TASK BRIEF: Show each line from the records below in which the word "subtitle" occurs.

════

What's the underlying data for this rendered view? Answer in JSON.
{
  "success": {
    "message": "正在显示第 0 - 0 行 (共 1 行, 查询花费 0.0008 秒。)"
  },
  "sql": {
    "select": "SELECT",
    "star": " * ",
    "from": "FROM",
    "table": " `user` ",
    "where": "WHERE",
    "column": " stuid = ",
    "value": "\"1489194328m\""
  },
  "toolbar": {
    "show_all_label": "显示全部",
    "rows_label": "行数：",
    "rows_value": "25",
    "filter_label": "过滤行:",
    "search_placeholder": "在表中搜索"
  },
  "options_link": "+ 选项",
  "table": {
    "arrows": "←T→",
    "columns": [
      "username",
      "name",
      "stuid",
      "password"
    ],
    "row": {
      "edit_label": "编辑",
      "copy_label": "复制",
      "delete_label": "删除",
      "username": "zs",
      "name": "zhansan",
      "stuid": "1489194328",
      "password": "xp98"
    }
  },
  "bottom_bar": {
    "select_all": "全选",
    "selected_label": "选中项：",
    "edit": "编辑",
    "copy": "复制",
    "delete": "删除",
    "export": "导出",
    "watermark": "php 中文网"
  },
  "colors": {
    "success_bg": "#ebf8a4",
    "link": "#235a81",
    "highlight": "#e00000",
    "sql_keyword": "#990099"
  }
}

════

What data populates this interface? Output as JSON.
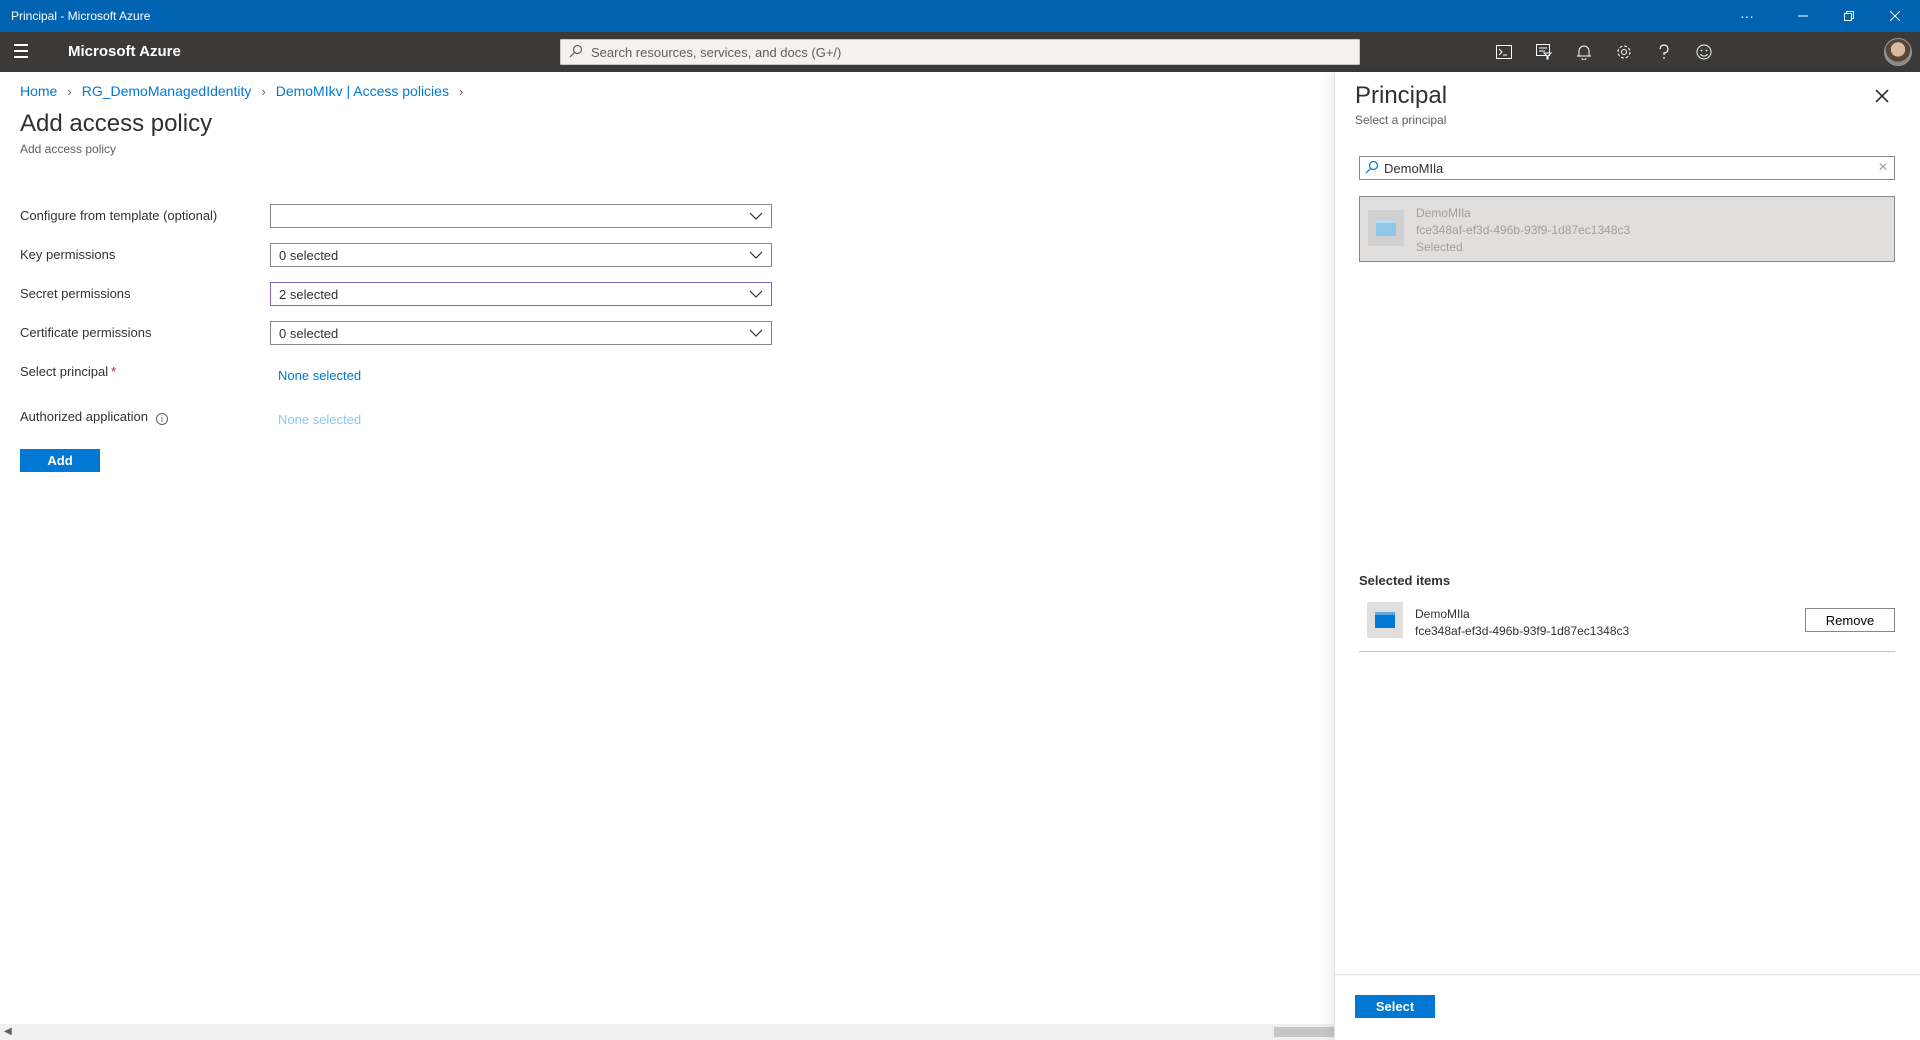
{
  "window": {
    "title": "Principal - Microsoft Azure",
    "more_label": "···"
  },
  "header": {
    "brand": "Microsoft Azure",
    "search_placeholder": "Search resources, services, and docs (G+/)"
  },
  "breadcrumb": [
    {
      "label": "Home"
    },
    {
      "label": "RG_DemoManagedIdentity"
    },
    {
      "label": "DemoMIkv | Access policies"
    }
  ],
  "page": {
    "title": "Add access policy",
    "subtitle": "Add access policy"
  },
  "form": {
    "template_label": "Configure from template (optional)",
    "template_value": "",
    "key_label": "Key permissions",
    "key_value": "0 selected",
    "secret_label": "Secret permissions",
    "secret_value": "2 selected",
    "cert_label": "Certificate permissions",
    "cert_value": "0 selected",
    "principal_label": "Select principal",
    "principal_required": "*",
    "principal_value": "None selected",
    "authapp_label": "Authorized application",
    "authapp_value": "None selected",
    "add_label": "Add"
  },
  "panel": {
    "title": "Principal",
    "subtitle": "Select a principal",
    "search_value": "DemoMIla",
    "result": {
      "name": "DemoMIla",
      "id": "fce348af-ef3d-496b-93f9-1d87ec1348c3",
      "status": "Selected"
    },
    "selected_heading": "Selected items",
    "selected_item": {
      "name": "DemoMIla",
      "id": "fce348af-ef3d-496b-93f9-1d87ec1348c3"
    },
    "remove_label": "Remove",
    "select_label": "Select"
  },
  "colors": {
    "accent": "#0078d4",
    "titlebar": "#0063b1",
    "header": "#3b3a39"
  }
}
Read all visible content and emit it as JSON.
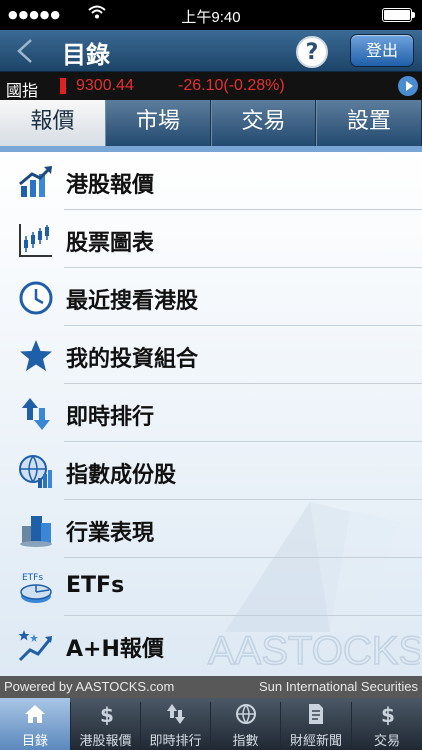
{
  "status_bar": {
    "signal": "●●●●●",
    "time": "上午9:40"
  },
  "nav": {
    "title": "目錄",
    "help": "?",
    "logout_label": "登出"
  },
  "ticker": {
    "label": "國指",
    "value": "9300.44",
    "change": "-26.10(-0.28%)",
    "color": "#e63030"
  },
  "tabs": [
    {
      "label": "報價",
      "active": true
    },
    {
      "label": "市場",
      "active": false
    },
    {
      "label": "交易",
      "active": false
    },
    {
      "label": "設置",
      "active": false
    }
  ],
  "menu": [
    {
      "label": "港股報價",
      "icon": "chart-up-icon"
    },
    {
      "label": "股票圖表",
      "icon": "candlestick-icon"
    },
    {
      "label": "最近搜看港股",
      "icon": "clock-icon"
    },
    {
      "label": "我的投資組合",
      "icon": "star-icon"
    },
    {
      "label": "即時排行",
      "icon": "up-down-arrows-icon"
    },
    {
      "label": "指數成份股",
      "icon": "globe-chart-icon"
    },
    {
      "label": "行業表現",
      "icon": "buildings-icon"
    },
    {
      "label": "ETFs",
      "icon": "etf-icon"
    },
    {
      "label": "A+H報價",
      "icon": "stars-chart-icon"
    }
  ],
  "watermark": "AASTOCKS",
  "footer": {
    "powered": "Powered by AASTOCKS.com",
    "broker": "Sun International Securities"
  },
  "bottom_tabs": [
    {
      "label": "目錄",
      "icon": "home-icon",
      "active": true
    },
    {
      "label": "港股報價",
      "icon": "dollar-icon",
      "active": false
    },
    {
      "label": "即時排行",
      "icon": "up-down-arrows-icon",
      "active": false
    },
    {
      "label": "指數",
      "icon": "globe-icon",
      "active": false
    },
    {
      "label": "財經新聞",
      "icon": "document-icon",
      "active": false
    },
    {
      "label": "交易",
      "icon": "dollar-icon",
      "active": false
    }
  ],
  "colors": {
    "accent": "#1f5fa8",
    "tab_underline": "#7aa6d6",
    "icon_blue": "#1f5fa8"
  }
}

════

ANSWER FOR THE TASK:
    "subtitle": "Add access policy"
    "subtitle": "Select a principal",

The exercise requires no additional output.